• _YOUR INSTRUCTIONS_
Output, exactly and in full, the entries that appear below.

****************

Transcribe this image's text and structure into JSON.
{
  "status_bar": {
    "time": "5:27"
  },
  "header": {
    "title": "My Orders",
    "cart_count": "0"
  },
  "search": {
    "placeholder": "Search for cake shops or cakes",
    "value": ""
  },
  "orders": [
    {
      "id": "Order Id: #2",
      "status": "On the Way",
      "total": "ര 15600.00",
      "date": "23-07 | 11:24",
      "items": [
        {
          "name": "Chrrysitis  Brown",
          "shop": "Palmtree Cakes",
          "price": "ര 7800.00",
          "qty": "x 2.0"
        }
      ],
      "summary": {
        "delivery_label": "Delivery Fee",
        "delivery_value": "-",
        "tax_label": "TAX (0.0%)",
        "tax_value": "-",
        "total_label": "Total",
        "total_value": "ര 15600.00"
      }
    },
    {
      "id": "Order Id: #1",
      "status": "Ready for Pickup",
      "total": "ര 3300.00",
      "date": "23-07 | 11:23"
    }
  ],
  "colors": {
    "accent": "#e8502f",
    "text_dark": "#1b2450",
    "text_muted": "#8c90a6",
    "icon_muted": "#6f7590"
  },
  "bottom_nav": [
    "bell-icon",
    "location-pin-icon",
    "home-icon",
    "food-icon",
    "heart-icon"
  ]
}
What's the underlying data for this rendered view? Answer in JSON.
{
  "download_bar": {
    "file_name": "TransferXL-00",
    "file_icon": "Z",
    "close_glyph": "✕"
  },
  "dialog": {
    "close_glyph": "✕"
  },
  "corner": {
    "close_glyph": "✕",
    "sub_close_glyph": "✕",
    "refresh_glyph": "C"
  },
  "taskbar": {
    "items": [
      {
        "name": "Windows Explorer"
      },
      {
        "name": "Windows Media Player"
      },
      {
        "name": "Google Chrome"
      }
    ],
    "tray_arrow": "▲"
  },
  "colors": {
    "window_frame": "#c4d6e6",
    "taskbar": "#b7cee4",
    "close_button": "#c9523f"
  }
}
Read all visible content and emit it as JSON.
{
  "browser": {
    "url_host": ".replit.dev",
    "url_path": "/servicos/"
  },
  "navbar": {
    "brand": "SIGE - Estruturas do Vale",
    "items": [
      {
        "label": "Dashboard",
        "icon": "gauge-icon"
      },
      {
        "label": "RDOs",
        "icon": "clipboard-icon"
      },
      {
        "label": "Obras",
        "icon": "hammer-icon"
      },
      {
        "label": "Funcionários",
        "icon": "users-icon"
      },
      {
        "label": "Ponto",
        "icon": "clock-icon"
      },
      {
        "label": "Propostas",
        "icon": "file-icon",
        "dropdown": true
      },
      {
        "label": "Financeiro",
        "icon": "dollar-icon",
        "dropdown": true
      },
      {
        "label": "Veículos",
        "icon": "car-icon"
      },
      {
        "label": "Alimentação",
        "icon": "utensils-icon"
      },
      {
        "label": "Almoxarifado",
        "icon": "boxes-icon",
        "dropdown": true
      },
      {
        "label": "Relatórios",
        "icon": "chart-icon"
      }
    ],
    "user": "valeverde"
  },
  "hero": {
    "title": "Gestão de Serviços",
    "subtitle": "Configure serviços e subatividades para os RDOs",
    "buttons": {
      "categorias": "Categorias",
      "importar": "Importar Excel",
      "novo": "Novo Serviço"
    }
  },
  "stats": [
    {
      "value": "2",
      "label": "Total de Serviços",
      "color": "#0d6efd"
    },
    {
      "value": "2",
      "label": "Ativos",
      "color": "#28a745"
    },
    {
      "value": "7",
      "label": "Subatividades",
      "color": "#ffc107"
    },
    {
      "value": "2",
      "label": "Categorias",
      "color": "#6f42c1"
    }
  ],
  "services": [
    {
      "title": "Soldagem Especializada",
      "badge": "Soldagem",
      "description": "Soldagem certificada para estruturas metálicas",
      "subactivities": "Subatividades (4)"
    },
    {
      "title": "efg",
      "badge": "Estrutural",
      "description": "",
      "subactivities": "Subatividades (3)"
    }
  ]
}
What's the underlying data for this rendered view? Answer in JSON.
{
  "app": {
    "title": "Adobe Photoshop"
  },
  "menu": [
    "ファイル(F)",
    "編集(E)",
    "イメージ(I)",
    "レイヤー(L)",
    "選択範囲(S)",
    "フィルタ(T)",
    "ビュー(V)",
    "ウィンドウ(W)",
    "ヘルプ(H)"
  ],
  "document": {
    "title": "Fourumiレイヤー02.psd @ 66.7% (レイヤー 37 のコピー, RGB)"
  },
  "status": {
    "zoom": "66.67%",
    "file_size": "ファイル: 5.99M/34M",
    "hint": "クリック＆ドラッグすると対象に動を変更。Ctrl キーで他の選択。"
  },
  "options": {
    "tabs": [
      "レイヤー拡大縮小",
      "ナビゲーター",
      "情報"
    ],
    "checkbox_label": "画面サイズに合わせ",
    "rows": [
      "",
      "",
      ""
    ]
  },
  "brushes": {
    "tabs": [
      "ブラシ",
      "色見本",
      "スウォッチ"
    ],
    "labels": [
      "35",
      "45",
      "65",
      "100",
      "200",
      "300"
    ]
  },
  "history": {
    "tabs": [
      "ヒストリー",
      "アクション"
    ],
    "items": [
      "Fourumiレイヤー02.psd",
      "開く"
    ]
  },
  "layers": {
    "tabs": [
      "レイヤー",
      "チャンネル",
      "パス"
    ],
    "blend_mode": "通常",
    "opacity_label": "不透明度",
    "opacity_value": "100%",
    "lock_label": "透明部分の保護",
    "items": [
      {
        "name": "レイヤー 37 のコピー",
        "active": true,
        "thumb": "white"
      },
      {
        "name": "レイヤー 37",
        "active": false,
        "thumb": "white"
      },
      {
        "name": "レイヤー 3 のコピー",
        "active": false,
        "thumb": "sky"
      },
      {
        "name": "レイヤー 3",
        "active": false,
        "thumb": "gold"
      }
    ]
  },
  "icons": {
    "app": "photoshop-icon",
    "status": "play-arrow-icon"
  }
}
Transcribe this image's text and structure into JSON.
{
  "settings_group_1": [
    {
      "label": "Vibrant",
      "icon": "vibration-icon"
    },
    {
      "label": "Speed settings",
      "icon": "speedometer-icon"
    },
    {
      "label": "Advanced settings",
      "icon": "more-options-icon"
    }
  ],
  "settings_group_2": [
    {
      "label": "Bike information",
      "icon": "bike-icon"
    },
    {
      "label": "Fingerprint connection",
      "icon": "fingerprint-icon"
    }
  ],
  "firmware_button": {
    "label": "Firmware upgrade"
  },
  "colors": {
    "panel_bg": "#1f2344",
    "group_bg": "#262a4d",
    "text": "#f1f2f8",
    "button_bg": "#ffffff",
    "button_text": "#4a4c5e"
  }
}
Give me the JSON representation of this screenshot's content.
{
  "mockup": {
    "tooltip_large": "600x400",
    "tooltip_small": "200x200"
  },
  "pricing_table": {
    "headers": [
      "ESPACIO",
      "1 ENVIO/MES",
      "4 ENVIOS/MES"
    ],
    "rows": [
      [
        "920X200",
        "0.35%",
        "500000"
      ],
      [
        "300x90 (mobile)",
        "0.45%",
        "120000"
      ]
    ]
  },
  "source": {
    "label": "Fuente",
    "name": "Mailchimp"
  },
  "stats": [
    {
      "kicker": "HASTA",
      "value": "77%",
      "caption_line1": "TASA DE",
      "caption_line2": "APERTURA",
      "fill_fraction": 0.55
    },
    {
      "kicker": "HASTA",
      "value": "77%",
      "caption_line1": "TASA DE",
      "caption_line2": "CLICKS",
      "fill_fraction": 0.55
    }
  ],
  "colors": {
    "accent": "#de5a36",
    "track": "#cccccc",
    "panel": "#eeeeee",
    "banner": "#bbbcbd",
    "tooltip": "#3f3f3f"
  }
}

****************

• _TASK OUTPUT_
Transcribe this image's text and structure into JSON.
{
  "status_bar": {
    "time": "5:27"
  },
  "header": {
    "title": "My Orders",
    "cart_count": "0"
  },
  "search": {
    "placeholder": "Search for cake shops or cakes",
    "value": ""
  },
  "orders": [
    {
      "id": "Order Id: #2",
      "status": "On the Way",
      "total": "ര 15600.00",
      "date": "23-07 | 11:24",
      "items": [
        {
          "name": "Chrrysitis  Brown",
          "shop": "Palmtree Cakes",
          "price": "ര 7800.00",
          "qty": "x 2.0"
        }
      ],
      "summary": {
        "delivery_label": "Delivery Fee",
        "delivery_value": "-",
        "tax_label": "TAX (0.0%)",
        "tax_value": "-",
        "total_label": "Total",
        "total_value": "ര 15600.00"
      }
    },
    {
      "id": "Order Id: #1",
      "status": "Ready for Pickup",
      "total": "ര 3300.00",
      "date": "23-07 | 11:23"
    }
  ],
  "colors": {
    "accent": "#e8502f",
    "text_dark": "#1b2450",
    "text_muted": "#8c90a6",
    "icon_muted": "#6f7590"
  },
  "bottom_nav": [
    "bell-icon",
    "location-pin-icon",
    "home-icon",
    "food-icon",
    "heart-icon"
  ]
}
What's the underlying data for this rendered view? Answer in JSON.
{
  "download_bar": {
    "file_name": "TransferXL-00",
    "file_icon": "Z",
    "close_glyph": "✕"
  },
  "dialog": {
    "close_glyph": "✕"
  },
  "corner": {
    "close_glyph": "✕",
    "sub_close_glyph": "✕",
    "refresh_glyph": "C"
  },
  "taskbar": {
    "items": [
      {
        "name": "Windows Explorer"
      },
      {
        "name": "Windows Media Player"
      },
      {
        "name": "Google Chrome"
      }
    ],
    "tray_arrow": "▲"
  },
  "colors": {
    "window_frame": "#c4d6e6",
    "taskbar": "#b7cee4",
    "close_button": "#c9523f"
  }
}
Read all visible content and emit it as JSON.
{
  "browser": {
    "url_host": ".replit.dev",
    "url_path": "/servicos/"
  },
  "navbar": {
    "brand": "SIGE - Estruturas do Vale",
    "items": [
      {
        "label": "Dashboard",
        "icon": "gauge-icon"
      },
      {
        "label": "RDOs",
        "icon": "clipboard-icon"
      },
      {
        "label": "Obras",
        "icon": "hammer-icon"
      },
      {
        "label": "Funcionários",
        "icon": "users-icon"
      },
      {
        "label": "Ponto",
        "icon": "clock-icon"
      },
      {
        "label": "Propostas",
        "icon": "file-icon",
        "dropdown": true
      },
      {
        "label": "Financeiro",
        "icon": "dollar-icon",
        "dropdown": true
      },
      {
        "label": "Veículos",
        "icon": "car-icon"
      },
      {
        "label": "Alimentação",
        "icon": "utensils-icon"
      },
      {
        "label": "Almoxarifado",
        "icon": "boxes-icon",
        "dropdown": true
      },
      {
        "label": "Relatórios",
        "icon": "chart-icon"
      }
    ],
    "user": "valeverde"
  },
  "hero": {
    "title": "Gestão de Serviços",
    "subtitle": "Configure serviços e subatividades para os RDOs",
    "buttons": {
      "categorias": "Categorias",
      "importar": "Importar Excel",
      "novo": "Novo Serviço"
    }
  },
  "stats": [
    {
      "value": "2",
      "label": "Total de Serviços",
      "color": "#0d6efd"
    },
    {
      "value": "2",
      "label": "Ativos",
      "color": "#28a745"
    },
    {
      "value": "7",
      "label": "Subatividades",
      "color": "#ffc107"
    },
    {
      "value": "2",
      "label": "Categorias",
      "color": "#6f42c1"
    }
  ],
  "services": [
    {
      "title": "Soldagem Especializada",
      "badge": "Soldagem",
      "description": "Soldagem certificada para estruturas metálicas",
      "subactivities": "Subatividades (4)"
    },
    {
      "title": "efg",
      "badge": "Estrutural",
      "description": "",
      "subactivities": "Subatividades (3)"
    }
  ]
}
What's the underlying data for this rendered view? Answer in JSON.
{
  "app": {
    "title": "Adobe Photoshop"
  },
  "menu": [
    "ファイル(F)",
    "編集(E)",
    "イメージ(I)",
    "レイヤー(L)",
    "選択範囲(S)",
    "フィルタ(T)",
    "ビュー(V)",
    "ウィンドウ(W)",
    "ヘルプ(H)"
  ],
  "document": {
    "title": "Fourumiレイヤー02.psd @ 66.7% (レイヤー 37 のコピー, RGB)"
  },
  "status": {
    "zoom": "66.67%",
    "file_size": "ファイル: 5.99M/34M",
    "hint": "クリック＆ドラッグすると対象に動を変更。Ctrl キーで他の選択。"
  },
  "options": {
    "tabs": [
      "レイヤー拡大縮小",
      "ナビゲーター",
      "情報"
    ],
    "checkbox_label": "画面サイズに合わせ",
    "rows": [
      "",
      "",
      ""
    ]
  },
  "brushes": {
    "tabs": [
      "ブラシ",
      "色見本",
      "スウォッチ"
    ],
    "labels": [
      "35",
      "45",
      "65",
      "100",
      "200",
      "300"
    ]
  },
  "history": {
    "tabs": [
      "ヒストリー",
      "アクション"
    ],
    "items": [
      "Fourumiレイヤー02.psd",
      "開く"
    ]
  },
  "layers": {
    "tabs": [
      "レイヤー",
      "チャンネル",
      "パス"
    ],
    "blend_mode": "通常",
    "opacity_label": "不透明度",
    "opacity_value": "100%",
    "lock_label": "透明部分の保護",
    "items": [
      {
        "name": "レイヤー 37 のコピー",
        "active": true,
        "thumb": "white"
      },
      {
        "name": "レイヤー 37",
        "active": false,
        "thumb": "white"
      },
      {
        "name": "レイヤー 3 のコピー",
        "active": false,
        "thumb": "sky"
      },
      {
        "name": "レイヤー 3",
        "active": false,
        "thumb": "gold"
      }
    ]
  },
  "icons": {
    "app": "photoshop-icon",
    "status": "play-arrow-icon"
  }
}
Transcribe this image's text and structure into JSON.
{
  "settings_group_1": [
    {
      "label": "Vibrant",
      "icon": "vibration-icon"
    },
    {
      "label": "Speed settings",
      "icon": "speedometer-icon"
    },
    {
      "label": "Advanced settings",
      "icon": "more-options-icon"
    }
  ],
  "settings_group_2": [
    {
      "label": "Bike information",
      "icon": "bike-icon"
    },
    {
      "label": "Fingerprint connection",
      "icon": "fingerprint-icon"
    }
  ],
  "firmware_button": {
    "label": "Firmware upgrade"
  },
  "colors": {
    "panel_bg": "#1f2344",
    "group_bg": "#262a4d",
    "text": "#f1f2f8",
    "button_bg": "#ffffff",
    "button_text": "#4a4c5e"
  }
}
Give me the JSON representation of this screenshot's content.
{
  "mockup": {
    "tooltip_large": "600x400",
    "tooltip_small": "200x200"
  },
  "pricing_table": {
    "headers": [
      "ESPACIO",
      "1 ENVIO/MES",
      "4 ENVIOS/MES"
    ],
    "rows": [
      [
        "920X200",
        "0.35%",
        "500000"
      ],
      [
        "300x90 (mobile)",
        "0.45%",
        "120000"
      ]
    ]
  },
  "source": {
    "label": "Fuente",
    "name": "Mailchimp"
  },
  "stats": [
    {
      "kicker": "HASTA",
      "value": "77%",
      "caption_line1": "TASA DE",
      "caption_line2": "APERTURA",
      "fill_fraction": 0.55
    },
    {
      "kicker": "HASTA",
      "value": "77%",
      "caption_line1": "TASA DE",
      "caption_line2": "CLICKS",
      "fill_fraction": 0.55
    }
  ],
  "colors": {
    "accent": "#de5a36",
    "track": "#cccccc",
    "panel": "#eeeeee",
    "banner": "#bbbcbd",
    "tooltip": "#3f3f3f"
  }
}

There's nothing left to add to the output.